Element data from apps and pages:
+--

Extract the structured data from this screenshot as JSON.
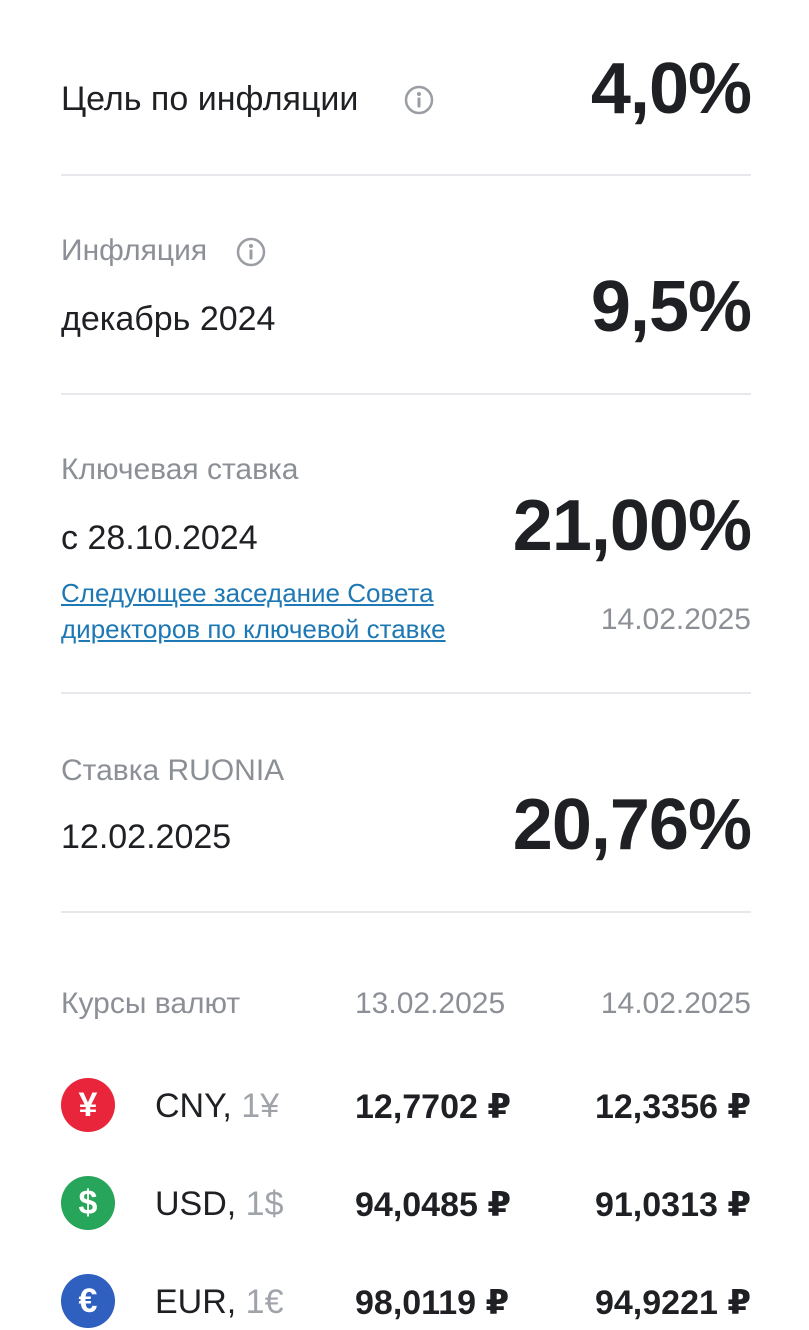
{
  "inflation_target": {
    "label": "Цель по инфляции",
    "value": "4,0%"
  },
  "inflation": {
    "label": "Инфляция",
    "period": "декабрь 2024",
    "value": "9,5%"
  },
  "key_rate": {
    "label": "Ключевая ставка",
    "since": "с 28.10.2024",
    "value": "21,00%",
    "next_meeting_link_line1": "Следующее заседание Совета",
    "next_meeting_link_line2": "директоров по ключевой ставке",
    "next_meeting_date": "14.02.2025"
  },
  "ruonia": {
    "label": "Ставка RUONIA",
    "date": "12.02.2025",
    "value": "20,76%"
  },
  "rates": {
    "title": "Курсы валют",
    "date1": "13.02.2025",
    "date2": "14.02.2025",
    "rows": [
      {
        "code": "CNY,",
        "unit": " 1¥",
        "symbol": "¥",
        "color": "#e8253a",
        "rate1": "12,7702 ₽",
        "rate2": "12,3356 ₽"
      },
      {
        "code": "USD,",
        "unit": " 1$",
        "symbol": "$",
        "color": "#27a55a",
        "rate1": "94,0485 ₽",
        "rate2": "91,0313 ₽"
      },
      {
        "code": "EUR,",
        "unit": " 1€",
        "symbol": "€",
        "color": "#2f5fbf",
        "rate1": "98,0119 ₽",
        "rate2": "94,9221 ₽"
      }
    ]
  },
  "icons": {
    "info": "info-icon"
  }
}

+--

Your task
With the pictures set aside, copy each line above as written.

Result for this task
Extract the structured data from this screenshot as JSON.
{
  "inflation_target": {
    "label": "Цель по инфляции",
    "value": "4,0%"
  },
  "inflation": {
    "label": "Инфляция",
    "period": "декабрь 2024",
    "value": "9,5%"
  },
  "key_rate": {
    "label": "Ключевая ставка",
    "since": "с 28.10.2024",
    "value": "21,00%",
    "next_meeting_link_line1": "Следующее заседание Совета",
    "next_meeting_link_line2": "директоров по ключевой ставке",
    "next_meeting_date": "14.02.2025"
  },
  "ruonia": {
    "label": "Ставка RUONIA",
    "date": "12.02.2025",
    "value": "20,76%"
  },
  "rates": {
    "title": "Курсы валют",
    "date1": "13.02.2025",
    "date2": "14.02.2025",
    "rows": [
      {
        "code": "CNY,",
        "unit": " 1¥",
        "symbol": "¥",
        "color": "#e8253a",
        "rate1": "12,7702 ₽",
        "rate2": "12,3356 ₽"
      },
      {
        "code": "USD,",
        "unit": " 1$",
        "symbol": "$",
        "color": "#27a55a",
        "rate1": "94,0485 ₽",
        "rate2": "91,0313 ₽"
      },
      {
        "code": "EUR,",
        "unit": " 1€",
        "symbol": "€",
        "color": "#2f5fbf",
        "rate1": "98,0119 ₽",
        "rate2": "94,9221 ₽"
      }
    ]
  },
  "icons": {
    "info": "info-icon"
  }
}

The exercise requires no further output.